Today is the mid-autumn festival which is popular in Asia. In Vietnam, the mid-autumn festival is called “Tet Trung Thu” while in Korea, it is called Chuseok (추석). Chuseok is a big holiday in Korea when everybody returns to their hometowns.
The Koreans hold ancestral rites in gratitude for the good harvest. After that, they visit the graves of their ancestors. Many Korean friends of mine could not buy airplane tickets, so they had to spend Chuseok in Vietnam. However, the Mid-Autumn Festival in Vietnam is different from Chuseok in Korea. The mid-autumn festival in Vietnam is often regarded as the Children’s Festival. There are many lion dances on the streets while the children are holding the lanterns and dancing. We often eat moon cakes and watched the moon . Some people even release the lanterns on the rivers.
In Korea, on Chuseok day, people often eat Songpyeon (송편) made of glutinous rice. I read on the Seoul textbook that people believe Korean girls who make beautiful Songpyeon can meet their true loves. Korean songpyeon has a half-moon shape while Vietnamese mooncake has a full-moon shape. Korean people believe that a half moon can grow into a full moon, which represents the hope for a better future. However, the Vietnamese regard a full moon as a sign of reunion.

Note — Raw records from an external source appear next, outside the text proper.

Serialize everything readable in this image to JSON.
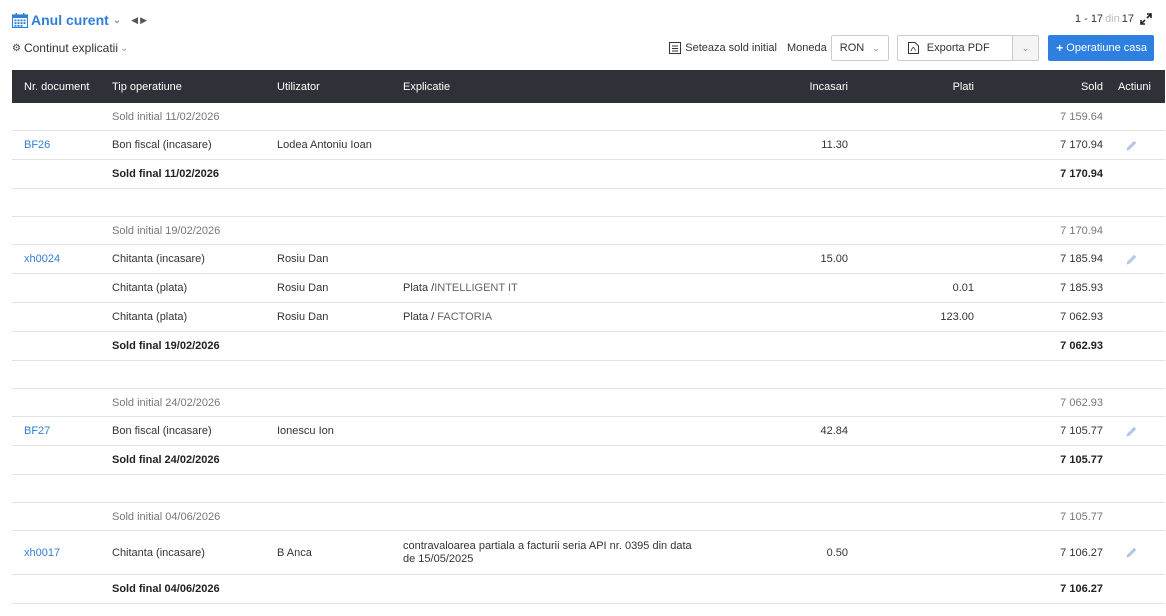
{
  "header": {
    "period_label": "Anul curent",
    "pager": {
      "from": "1",
      "to": "17",
      "of_label": "din",
      "total": "17"
    },
    "content_toggle_label": "Continut explicatii",
    "set_initial_label": "Seteaza sold initial",
    "currency_label": "Moneda",
    "currency_value": "RON",
    "export_label": "Exporta PDF",
    "new_op_label": "Operatiune casa",
    "accent_color": "#2d7fe0"
  },
  "table": {
    "columns": {
      "doc": "Nr. document",
      "tip": "Tip operatiune",
      "usr": "Utilizator",
      "exp": "Explicatie",
      "inc": "Incasari",
      "pla": "Plati",
      "sold": "Sold",
      "act": "Actiuni"
    },
    "groups": [
      {
        "initial": {
          "label": "Sold initial 11/02/2026",
          "sold": "7 159.64"
        },
        "rows": [
          {
            "doc": "BF26",
            "tip": "Bon fiscal (incasare)",
            "usr": "Lodea Antoniu Ioan",
            "exp": "",
            "party": "",
            "inc": "11.30",
            "pla": "",
            "sold": "7 170.94",
            "edit": true
          }
        ],
        "final": {
          "label": "Sold final 11/02/2026",
          "sold": "7 170.94"
        }
      },
      {
        "initial": {
          "label": "Sold initial 19/02/2026",
          "sold": "7 170.94"
        },
        "rows": [
          {
            "doc": "xh0024",
            "tip": "Chitanta (incasare)",
            "usr": "Rosiu Dan",
            "exp": "",
            "party": "",
            "inc": "15.00",
            "pla": "",
            "sold": "7 185.94",
            "edit": true
          },
          {
            "doc": "",
            "tip": "Chitanta (plata)",
            "usr": "Rosiu Dan",
            "exp": "Plata /",
            "party": "INTELLIGENT IT",
            "inc": "",
            "pla": "0.01",
            "sold": "7 185.93",
            "edit": false
          },
          {
            "doc": "",
            "tip": "Chitanta (plata)",
            "usr": "Rosiu Dan",
            "exp": "Plata / ",
            "party": "FACTORIA",
            "inc": "",
            "pla": "123.00",
            "sold": "7 062.93",
            "edit": false
          }
        ],
        "final": {
          "label": "Sold final 19/02/2026",
          "sold": "7 062.93"
        }
      },
      {
        "initial": {
          "label": "Sold initial 24/02/2026",
          "sold": "7 062.93"
        },
        "rows": [
          {
            "doc": "BF27",
            "tip": "Bon fiscal (incasare)",
            "usr": "Ionescu Ion",
            "exp": "",
            "party": "",
            "inc": "42.84",
            "pla": "",
            "sold": "7 105.77",
            "edit": true
          }
        ],
        "final": {
          "label": "Sold final 24/02/2026",
          "sold": "7 105.77"
        }
      },
      {
        "initial": {
          "label": "Sold initial 04/06/2026",
          "sold": "7 105.77"
        },
        "rows": [
          {
            "doc": "xh0017",
            "tip": "Chitanta (incasare)",
            "usr": "B Anca",
            "exp": "contravaloarea partiala a facturii seria API nr. 0395 din data de 15/05/2025",
            "party": "",
            "inc": "0.50",
            "pla": "",
            "sold": "7 106.27",
            "edit": true,
            "tall": true
          }
        ],
        "final": {
          "label": "Sold final 04/06/2026",
          "sold": "7 106.27"
        }
      }
    ]
  }
}
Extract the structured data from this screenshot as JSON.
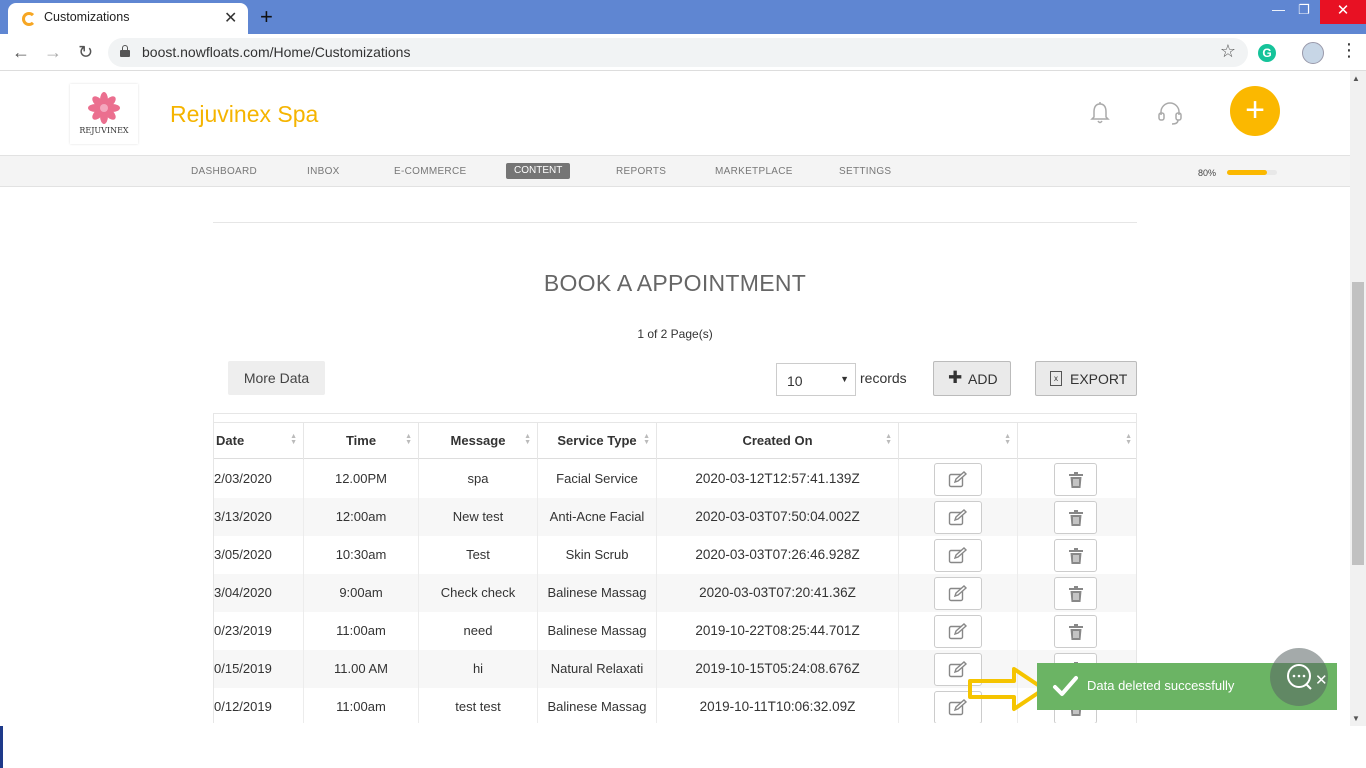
{
  "browser": {
    "tab_title": "Customizations",
    "url": "boost.nowfloats.com/Home/Customizations",
    "extension_letter": "G"
  },
  "header": {
    "logo_text": "REJUVINEX",
    "site_title": "Rejuvinex Spa"
  },
  "nav": {
    "items": [
      "DASHBOARD",
      "INBOX",
      "E-COMMERCE",
      "CONTENT",
      "REPORTS",
      "MARKETPLACE",
      "SETTINGS"
    ],
    "active": "CONTENT",
    "progress_label": "80%",
    "progress_value": 0.8
  },
  "main": {
    "heading": "BOOK A APPOINTMENT",
    "pager": "1 of 2 Page(s)",
    "more_data_label": "More Data",
    "records_select_value": "10",
    "records_label": "records",
    "add_label": "ADD",
    "export_label": "EXPORT"
  },
  "table": {
    "columns": [
      "Date",
      "Time",
      "Message",
      "Service Type",
      "Created On",
      "",
      ""
    ],
    "rows": [
      [
        "2/03/2020",
        "12.00PM",
        "spa",
        "Facial Service",
        "2020-03-12T12:57:41.139Z"
      ],
      [
        "3/13/2020",
        "12:00am",
        "New test",
        "Anti-Acne Facial",
        "2020-03-03T07:50:04.002Z"
      ],
      [
        "3/05/2020",
        "10:30am",
        "Test",
        "Skin Scrub",
        "2020-03-03T07:26:46.928Z"
      ],
      [
        "3/04/2020",
        "9:00am",
        "Check check",
        "Balinese Massag",
        "2020-03-03T07:20:41.36Z"
      ],
      [
        "0/23/2019",
        "11:00am",
        "need",
        "Balinese Massag",
        "2019-10-22T08:25:44.701Z"
      ],
      [
        "0/15/2019",
        "11.00 AM",
        "hi",
        "Natural Relaxati",
        "2019-10-15T05:24:08.676Z"
      ],
      [
        "0/12/2019",
        "11:00am",
        "test test",
        "Balinese Massag",
        "2019-10-11T10:06:32.09Z"
      ]
    ]
  },
  "toast": {
    "message": "Data deleted successfully",
    "close_label": "✕"
  },
  "colors": {
    "brand": "#f5b400",
    "toast": "#6bb464",
    "browser_chrome": "#5f86d2"
  }
}
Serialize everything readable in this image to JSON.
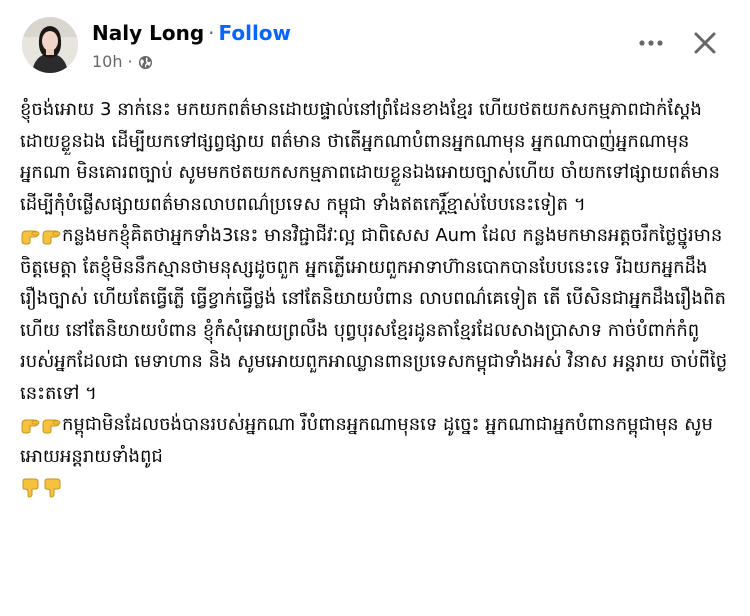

Last year, my buddy named Coco baked the mooncakes and gave me as a present for the mid-autumn festival. I was really surprised and touched by her consideration. I think the home-made mooncakes always evoke more sheer ecstasy and distinctive taste than the ones we buy in the stores. I love to savour the tender crust of mooncakes together with the sweetness of green beans and the saltiness of yolks from salted duck eggs. This year, Coco is living in the US, so I feel very sad. Everytime I eat the mooncakes, my beautiful memories with Coco comes flooding back.